I’m on a mission to change the conversation around business money stuff, and that starts with removing the shame we have about money. I talk to business owners every day and there is a single issue that seems universal. They are filled with shame when there is a money mistake or money misstep. Business owners are okay if a marketing promo doesn’t have the expected return, or if there is a product that didn’t sell. But the moment you ask about or learn about a money thing the willingness to learn from a business decision turns into an attitude of self-blame and shame. We tend to marinate in the emotion of shame about money stuff, and it is blocking us as entrepreneurs.
Research professor and shame expert, Brene Brown, talks about how shame works,“The less you talk about it, the more you got it. Shame needs three things to grow exponentially in our lives: secrecy, silence, and judgment.” And boy are we ever secretive and silent about the money stuff. We don’t want to talk about it or admit that perhaps we don’t know how to manage some things around money. There is almost a universally accepted attitude that money stuff should never see the light of day, and that it is not okay to talk about.
Before I go further, I want to tell you that I get it. Mike and I had severe money management issues in our first business, and I didn’t want to tell anyone or admit I needed help. We just needed to make more money, and we’d be fine. Sound familiar?
Well, you can only, “out earn your mistakes” for a short time. It will catch up with you eventually, and in the current Covid-19 situation around the globe, many business owners are being caught up to. I’m no longer quiet about my money mistakes.
They are on my website, and I talk about them freely. Because I don’t want to have shame anymore about money and how my mistakes affect running my business. In reality, it’s a chance to grow and learn and become better. But shame proliferates. Here are three effects of shame on entrepreneurs that contribute to stress, relationship issues and ultimately business failure.
1. Many business owners have shame around things they did not even know to do.
Entrepreneurs, like people in general sometimes “should” all over themselves. Like, “I should have” had an emergency fund, or “I shouldn’t have ordered that additional thing.” Both of those things may be true, but once these types of things are done, they are done. Feeling shameful around our decisions blocks us from growing and learning.
I want to say for the record right now that business money management is not intuitive.
Managing cashflow when people pay you late isn’t a skill that you magically gain when you open a business. We don’t call and ask for an extension on a bill because as business owners we should be successful and able to pay everything on time, right? It doesn’t always work that way. Shame is preventing us from getting the help we need, from putting processes in place, from not taking it personally when money stuff hits us in business. It needs to stop. It is hurting entrepreneurs. For my e-book, Three Steps to Protect Your Business Income, with advice and tips for your business money visit here.
2. Shame stops people from getting the help they need.
“I should already know what to do, I’m just not doing it,” is a refrain I’ve heard enough to make me scream. People think because they may “know” something that they don’t deserve help or support to integrate what they need to do into their systems. And it’s the feeling of shame surrounding what we expect from ourselves. We own a business; we need to do it all- perfectly. Bunk. So many business owners are in their passion project, without a passion for the business side or the money stuff. They excel at their core business, but not the “other stuff.” This doesn’t make them poor business owners, or failures, or whatever other negative description you can give. It means that they know and flourish in their zone of genius.
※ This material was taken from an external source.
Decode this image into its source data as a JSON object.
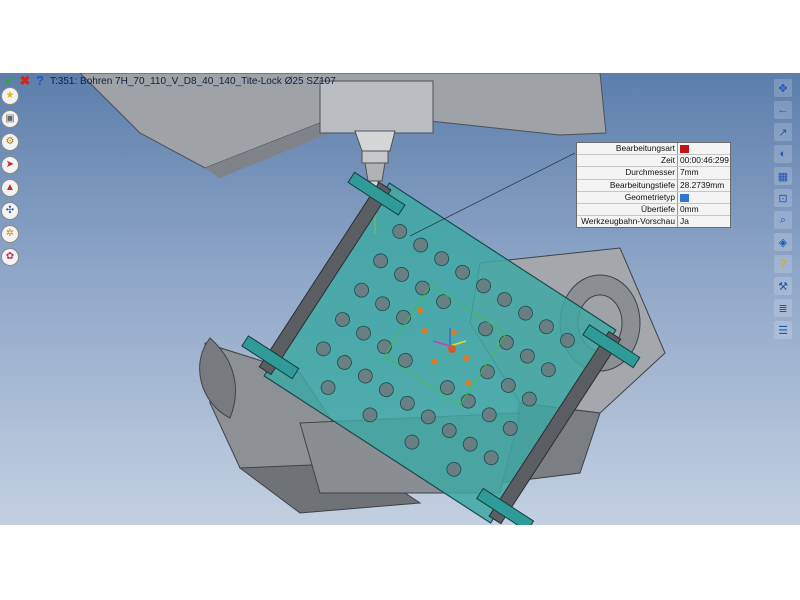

Those business owners can and should get support in the rest of the business stuff. It’s smart and protects their livelihood. But many don’t, until they get into trouble. Because they don’t want to admit they don’t know. Maybe they can’t read a profit and loss report from their accountant, so what, but they think they should. Maybe they don’t really understand the roles of the financial experts of accountants, bookkeepers, and payroll specialists, and their role in protecting the bottom line. But they don’t ask about these things because, “I ought to know, I’m in business.” Not so. The help you need is available, you can reach out and get support on things that aren’t your passion. And you should.
3. Shame makes business issues personal, and traps entrepreneurs.
I think one of the most devastating things about shame and money is that we turn business cycles and events into our own personal money failures. We don’t know how to ride the cycles of business and to even plan for how businesses work. They are dynamic. Many small businesses have irregular or inconsistent income months. Many have cycles of feast and famine in their earnings, particularly in the beginning. But this can happen really at any time. The current Covid-19 situation is causing income insecurity that is preventing many people from spending money at the rate they did even a month ago. This will impact some businesses. At the core, there must be a buyer of your goods and services.
But one of the first places we look when there are business money things is at ourselves. Maybe we did make a mistake. But we refuse to think that there is a learning curve in business. There may be some shame around some decisions, and those feelings of shame continue to hold us in a cycle of personal feelings of failure. In those feelings we cannot solve problems creatively, seek help and support, and put systems in place to protect the business and prevent future issues.
So, how do we fix it? We talk about it. All of it. We take the advice of Brene Brown, “Here’s the bottom line: “Shame cannot survive being spoken,” Brown says. “It cannot survive empathy.”